Map of Aes Signatum Finds

Vecchi 2014 arrived!  V exciting.  My histogram now has reported weights of 43 currency bars.  But more fun:

aes signatum findspots.JPG

This let me draw the above map.  I added Lavinium from Molinari 2011 to his listed findspots.  BUT I’m sure I’m missing others.

Here’s the list with GPS coordinates used (approximate of course):

San Marinella 42.03333 11.85
Ariccia 41.71667 12.66667
Mazin 44.45333 15.96583
La Bruna 43.2354 12.3742
Tor Marancia 41.85291 12.50021
Città di Castello 43.47 12.23139
Via Tiberina 42.0976 12.5771
Vulci 42.41889 11.63167
Velletri 41.68667 12.7775
Ceveteri 42 12.1
Castelgandolfo 41.74675 12.65059
Vicarello 43.61238 10.46515
Alba Fucens 42.0746 13.40539
Bomarzo 42.48831 12.24188
Terni 42.56194 12.64139
Lavinium 41.66163 12.47843


Ariminum’s heavy pound

Ariminum was Roman colony founded 368 BCE.  Gorini 2010 gives a full study to the coinage and places its first aes grave series in the period from 264-241 BCE i.e. the First Punic War.  He also says that the series is based on a pound of 380g.  That’s MUCH heavier than the Roman pound (whatever we think it was, probably c. 325 plus or minus 5).  I thought, that can’t be right, so I re-looked at the data.


I might be inclined to suggest a target weight for the Ariminum pound c. 355-360, still heavier than the Roman, but not so extreme.

Why would a colony choose to use a heavier measure?  Accident?
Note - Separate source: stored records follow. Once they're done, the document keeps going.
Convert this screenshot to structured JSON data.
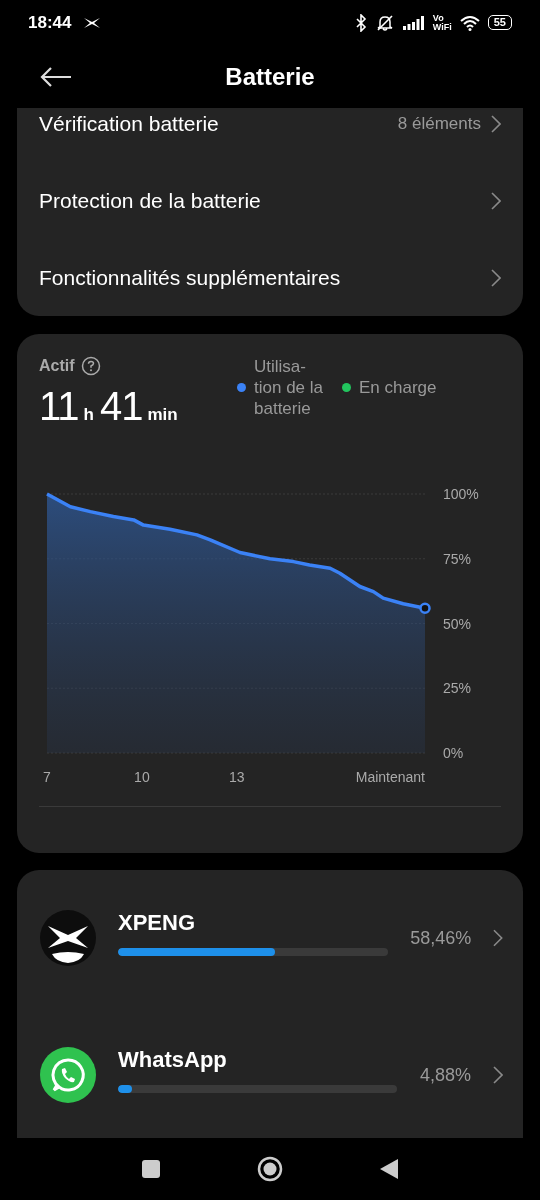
{
  "status_bar": {
    "time": "18:44",
    "vowifi_top": "Vo",
    "vowifi_bottom": "WiFi",
    "battery": "55"
  },
  "header": {
    "title": "Batterie"
  },
  "settings": [
    {
      "label": "Vérification batterie",
      "value": "8 éléments"
    },
    {
      "label": "Protection de la batterie"
    },
    {
      "label": "Fonctionnalités supplémentaires"
    }
  ],
  "usage": {
    "label": "Actif",
    "hours": "11",
    "hours_unit": "h",
    "minutes": "41",
    "minutes_unit": "min",
    "chart_data": {
      "type": "area",
      "x": [
        7,
        7.74,
        8.37,
        9.1,
        9.74,
        10.05,
        10.89,
        11.74,
        12.16,
        13.1,
        14.05,
        14.79,
        15.3,
        15.95,
        16.26,
        16.89,
        17.32,
        17.63,
        18.26,
        18.95
      ],
      "series": [
        {
          "name": "Utilisa-tion de la batterie",
          "color": "#3b82f6",
          "values": [
            100,
            95.1,
            93.2,
            91.3,
            90,
            88,
            86.4,
            84.2,
            82.3,
            77.4,
            75,
            73.9,
            72.6,
            71.3,
            69.4,
            64.3,
            62.3,
            59.8,
            57.6,
            55.9
          ]
        },
        {
          "name": "En charge",
          "color": "#22c55e",
          "values": [
            null,
            null,
            null,
            null,
            null,
            null,
            null,
            null,
            null,
            null,
            null,
            null,
            null,
            null,
            null,
            null,
            null,
            null,
            null,
            null
          ]
        }
      ],
      "grid": true,
      "xlim": [
        7,
        18.95
      ],
      "ylim": [
        0,
        100
      ],
      "xticks": [
        7,
        10,
        13,
        {
          "value": 18.95,
          "label": "Maintenant"
        }
      ],
      "yticks": [
        {
          "value": 100,
          "label": "100%"
        },
        {
          "value": 75,
          "label": "75%"
        },
        {
          "value": 50,
          "label": "50%"
        },
        {
          "value": 25,
          "label": "25%"
        },
        {
          "value": 0,
          "label": "0%"
        }
      ]
    }
  },
  "apps": [
    {
      "kind": "xpeng",
      "name": "XPENG",
      "share": "58,46%",
      "level": 0.58
    },
    {
      "kind": "whatsapp",
      "name": "WhatsApp",
      "share": "4,88%",
      "level": 0.05
    }
  ]
}
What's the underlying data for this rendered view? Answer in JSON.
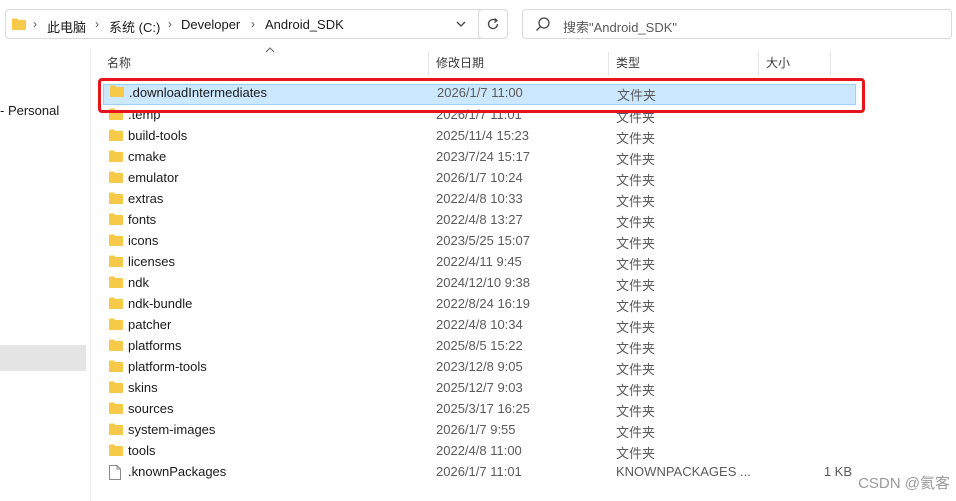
{
  "address": {
    "crumbs": [
      "此电脑",
      "系统 (C:)",
      "Developer",
      "Android_SDK"
    ]
  },
  "search": {
    "placeholder": "搜索\"Android_SDK\""
  },
  "nav": {
    "item_label": "- Personal"
  },
  "columns": {
    "name": "名称",
    "date": "修改日期",
    "type": "类型",
    "size": "大小"
  },
  "files": [
    {
      "name": ".downloadIntermediates",
      "date": "2026/1/7 11:00",
      "type": "文件夹",
      "size": "",
      "icon": "folder-icon",
      "selected": true
    },
    {
      "name": ".temp",
      "date": "2026/1/7 11:01",
      "type": "文件夹",
      "size": "",
      "icon": "folder-icon"
    },
    {
      "name": "build-tools",
      "date": "2025/11/4 15:23",
      "type": "文件夹",
      "size": "",
      "icon": "folder-icon"
    },
    {
      "name": "cmake",
      "date": "2023/7/24 15:17",
      "type": "文件夹",
      "size": "",
      "icon": "folder-icon"
    },
    {
      "name": "emulator",
      "date": "2026/1/7 10:24",
      "type": "文件夹",
      "size": "",
      "icon": "folder-icon"
    },
    {
      "name": "extras",
      "date": "2022/4/8 10:33",
      "type": "文件夹",
      "size": "",
      "icon": "folder-icon"
    },
    {
      "name": "fonts",
      "date": "2022/4/8 13:27",
      "type": "文件夹",
      "size": "",
      "icon": "folder-icon"
    },
    {
      "name": "icons",
      "date": "2023/5/25 15:07",
      "type": "文件夹",
      "size": "",
      "icon": "folder-icon"
    },
    {
      "name": "licenses",
      "date": "2022/4/11 9:45",
      "type": "文件夹",
      "size": "",
      "icon": "folder-icon"
    },
    {
      "name": "ndk",
      "date": "2024/12/10 9:38",
      "type": "文件夹",
      "size": "",
      "icon": "folder-icon"
    },
    {
      "name": "ndk-bundle",
      "date": "2022/8/24 16:19",
      "type": "文件夹",
      "size": "",
      "icon": "folder-icon"
    },
    {
      "name": "patcher",
      "date": "2022/4/8 10:34",
      "type": "文件夹",
      "size": "",
      "icon": "folder-icon"
    },
    {
      "name": "platforms",
      "date": "2025/8/5 15:22",
      "type": "文件夹",
      "size": "",
      "icon": "folder-icon"
    },
    {
      "name": "platform-tools",
      "date": "2023/12/8 9:05",
      "type": "文件夹",
      "size": "",
      "icon": "folder-icon"
    },
    {
      "name": "skins",
      "date": "2025/12/7 9:03",
      "type": "文件夹",
      "size": "",
      "icon": "folder-icon"
    },
    {
      "name": "sources",
      "date": "2025/3/17 16:25",
      "type": "文件夹",
      "size": "",
      "icon": "folder-icon"
    },
    {
      "name": "system-images",
      "date": "2026/1/7 9:55",
      "type": "文件夹",
      "size": "",
      "icon": "folder-icon"
    },
    {
      "name": "tools",
      "date": "2022/4/8 11:00",
      "type": "文件夹",
      "size": "",
      "icon": "folder-icon"
    },
    {
      "name": ".knownPackages",
      "date": "2026/1/7 11:01",
      "type": "KNOWNPACKAGES ...",
      "size": "1 KB",
      "icon": "file-icon"
    }
  ],
  "watermark": "CSDN @氦客",
  "colors": {
    "folder": "#f7c948",
    "selection": "#cce8ff",
    "highlight_box": "#e8141b"
  }
}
Intent?  Why use a base 10 instead of base 12 fraction system?!


This plate from Marchi 1839 suggests that there was a still larger denomination, unrecorded by Gorini 2010 and other recent commentators.  Is that a horse head? Inspired by RRC 13/1?


Dolphins up, Dolphins down

I’ve been thinking about the manufacture of aes signatum.  The bars clearly have an up and down along one short end.  ‘Up’ being my shorthand for the fill edge, where the bar has been broken from the casting sprue.

This got me to observe this about known RRC 12/1 specimens (all illustrated with fill edge up).

specimen in trade (ex Goodman collection)


Other specimens:




I cannot readily determine the orientation of the specimen illustrated in Vecchi 1978, but up dolphin seems most likely from the photos.

Concerning but not decisive.  If you look back at previous Vecchi images of amphora/spearhead. You’ll notice that on have amphora up and the other amphora down.

Tuscan Hoard of 1778


BM 2010,5006.525 cf. 524 (Bulls) and 526 (Shield) all watercolors from the collection of Charles Townley.  All public domain images now.  Also I think because of the quality of the depiction of the edges of the specimens in these drawing it should be possible to determine into which collection these specimens passed.  As far as I can tell from an initial comparison, these are not held in the major CRRO museums or illustrated in Thompsen 1957 or Vecchi 1978.  (RRC 5/1, RRC 7/1, and RRC 12/1)

Letter from James Byres to Townley, 9th December 1778:
‘…the most uncommon purchase I have made is of four of the earliest Etruscan Ase, which I have long thought of mentioning to you, as I believe they are unique, at last I never heard of any but three that could at all compare with them. One of the Treasury of St. Genevieve at Paris and two, but much inferior belonging to the Marquis Oliviero del Abate, at Pesaro. They are of an oblong form, about six inches and a quarter long by about three inches and half broad, of different thicknesses, weighing from four to upwards of five pounds each. On one of them is on each side a Bull, good work. on another, on one side are two Dolphins and two Tridents. On the other side. Two Cocks, the other two. have shields represented on each side of them. all very good work. The great Ase at Paris. I’m told, weighs about three pounds. those of the Marquis Olivero are octagon and only weight about two pounds each, which makes me think that mine are of a prior date. they were found last Autumn in Tuscany, in the Foundry where they had been cast, for along with them I got some broken pieces of Ase and several unform’d lamps of Brass.They have occasion’d a good deal of Speculation amongst the curious. I have had proposals made me from Paris. Germany and from the Cardinal Zelada. To part with them, but choose they should be placed in England, and if not in the British Museum, in the hands of some person who knows their value; I esteem them at one hundred pounds. I have a few other Ase, which altho’ known, are rare, which I would throw in with them…’ (TY7/686)